The administration of an estate, which includes the execution of the will, occurs upon the death of the person named in the documents. It can be a very lengthy and stressful process for the surviving family members, especially if the decedent did not outline everything about their assets. Today, let’s take a look at what happens with a will after death in Florida.
Large estates will be required to go through probate upon the death of the creator. The assets of the estate are sent through probate by the court before anything can be distributed to the heirs listed in the will. There are some assets that are not subject to probate and they include life insurance policies, living trusts that hold property and property held via joint tenancy.
Before a will can be validated, it must meet a certain set of requirements, the first of which is that the creator (testator) did so when of sound mind and a legal adult at the time the will was written. The will must also be in writing. The testator is required to sign the will in front of witnesses and it must be notarized in order for it to be validated.
Anyone can legally challenge a will if they tend to disagree with what is written in it, but it doesn’t mean that the challenge will be approved. The surviving spouse also has a right know as the right of election. This allows the spouse to claim up to half of the estate if unsatisfied with it.

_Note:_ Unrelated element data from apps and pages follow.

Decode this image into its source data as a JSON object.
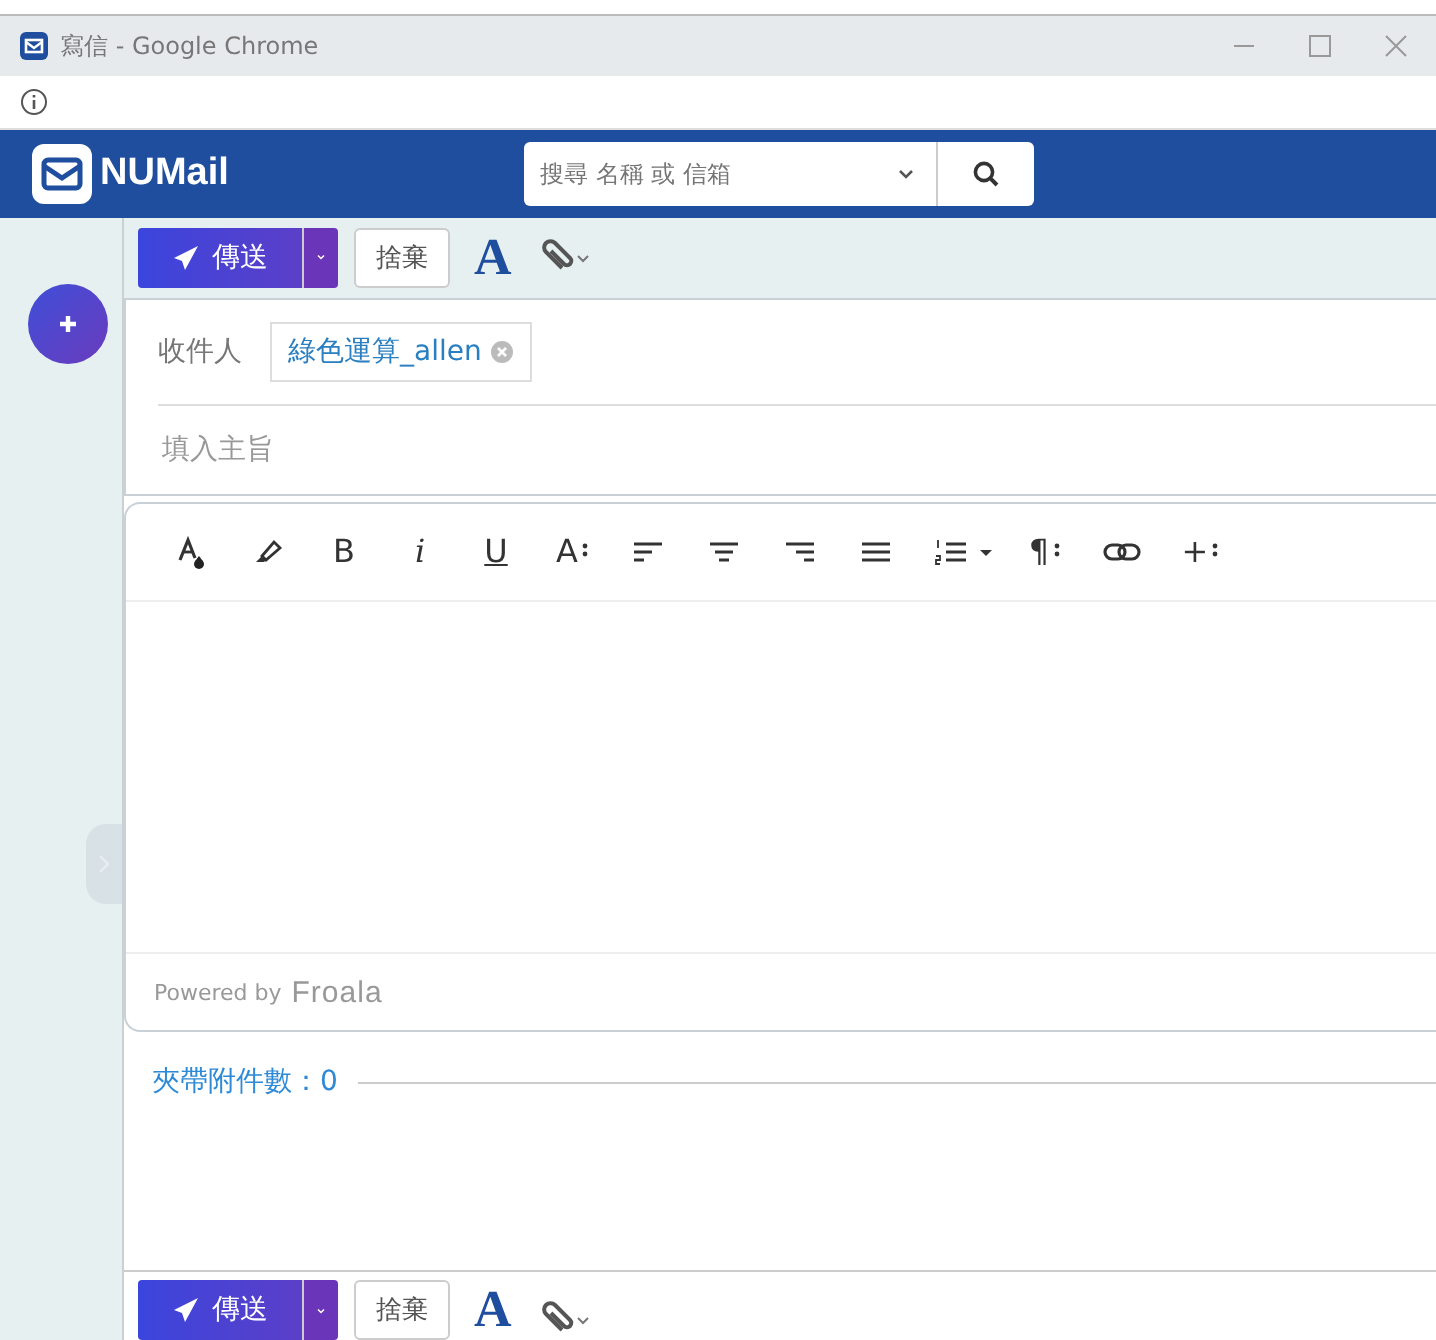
{
  "window": {
    "title": "寫信 - Google Chrome"
  },
  "header": {
    "logo": "NUMail",
    "search": {
      "placeholder": "搜尋 名稱 或 信箱"
    }
  },
  "toolbar_top": {
    "send": "傳送",
    "discard": "捨棄",
    "font": "A"
  },
  "recipients": {
    "label": "收件人",
    "chips": [
      {
        "name": "綠色運算_allen"
      }
    ]
  },
  "subject": {
    "placeholder": "填入主旨"
  },
  "editor_tools": [
    "B",
    "i",
    "U",
    "A",
    "¶",
    "+"
  ],
  "editor_footer": {
    "powered": "Powered by",
    "brand": "Froala"
  },
  "attachments": {
    "label": "夾帶附件數：0"
  },
  "toolbar_bottom": {
    "send": "傳送",
    "discard": "捨棄",
    "font": "A"
  }
}
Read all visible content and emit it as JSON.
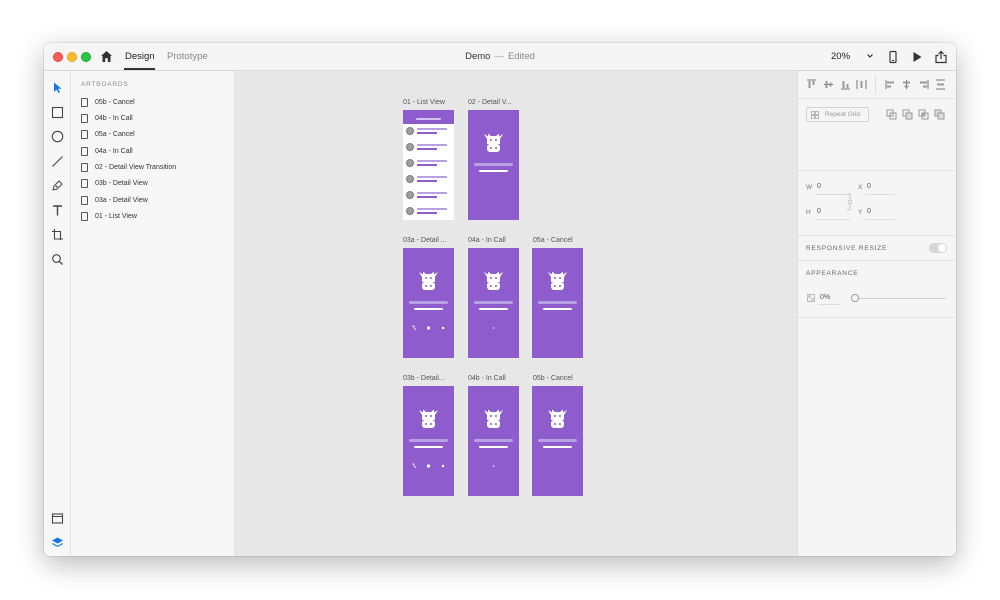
{
  "titlebar": {
    "tabs": [
      {
        "label": "Design",
        "active": true
      },
      {
        "label": "Prototype",
        "active": false
      }
    ],
    "doc_name": "Demo",
    "separator": "—",
    "doc_status": "Edited",
    "zoom": "20%",
    "icons": [
      "home-icon",
      "chevron-down-icon",
      "phone-preview-icon",
      "play-icon",
      "share-icon"
    ]
  },
  "toolbar": {
    "tools": [
      "select-tool-icon",
      "rectangle-tool-icon",
      "ellipse-tool-icon",
      "line-tool-icon",
      "pen-tool-icon",
      "text-tool-icon",
      "artboard-tool-icon",
      "zoom-tool-icon"
    ],
    "bottom": [
      "assets-icon",
      "layers-icon"
    ]
  },
  "layers": {
    "heading": "ARTBOARDS",
    "items": [
      "05b - Cancel",
      "04b - In Call",
      "05a - Cancel",
      "04a - In Call",
      "02 - Detail View Transition",
      "03b - Detail View",
      "03a - Detail View",
      "01 - List View"
    ]
  },
  "canvas": {
    "artboards": [
      {
        "label": "01 - List View",
        "kind": "list"
      },
      {
        "label": "02 - Detail V...",
        "kind": "detail"
      },
      {
        "label": "03a - Detail ...",
        "kind": "detail-call"
      },
      {
        "label": "04a - In Call",
        "kind": "in-call"
      },
      {
        "label": "05a - Cancel",
        "kind": "cancel"
      },
      {
        "label": "03b - Detail...",
        "kind": "detail-call"
      },
      {
        "label": "04b - In Call",
        "kind": "in-call"
      },
      {
        "label": "05b - Cancel",
        "kind": "cancel"
      }
    ]
  },
  "properties": {
    "repeat_grid": "Repeat Grid",
    "w_label": "W",
    "w_value": "0",
    "x_label": "X",
    "x_value": "0",
    "h_label": "H",
    "h_value": "0",
    "y_label": "Y",
    "y_value": "0",
    "responsive_resize": "RESPONSIVE RESIZE",
    "appearance": "APPEARANCE",
    "opacity": "0%"
  },
  "colors": {
    "artboard_purple": "#8e5ccc",
    "accent_blue": "#1473e6"
  }
}
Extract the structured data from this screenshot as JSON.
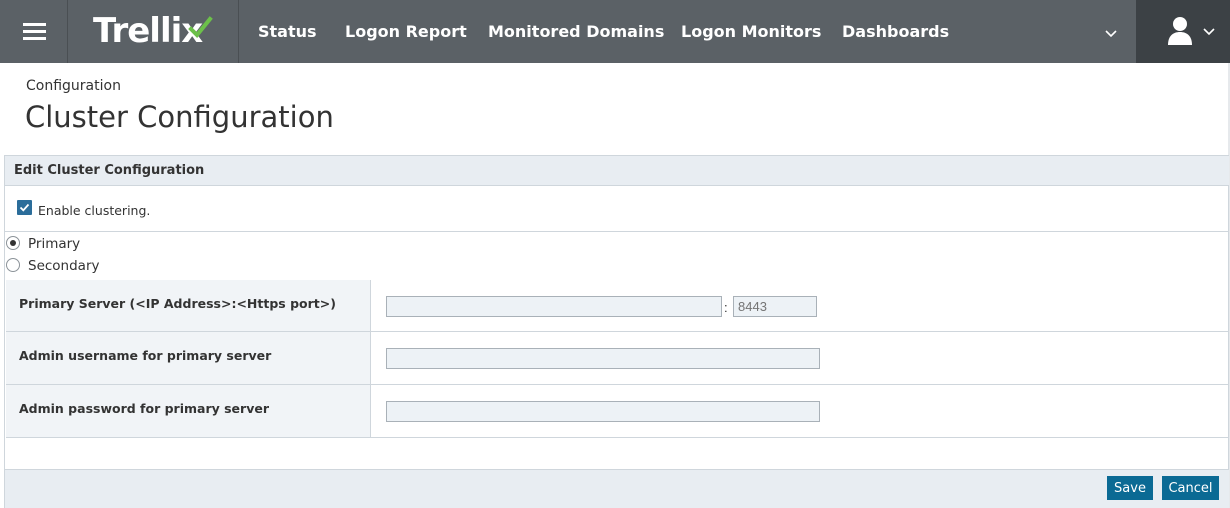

Now that you know what happens with a will after death you can begin to prepare yourself for what’s to come if you are a power of attorney or executor. These are two important legal designations that should never be taken lightly.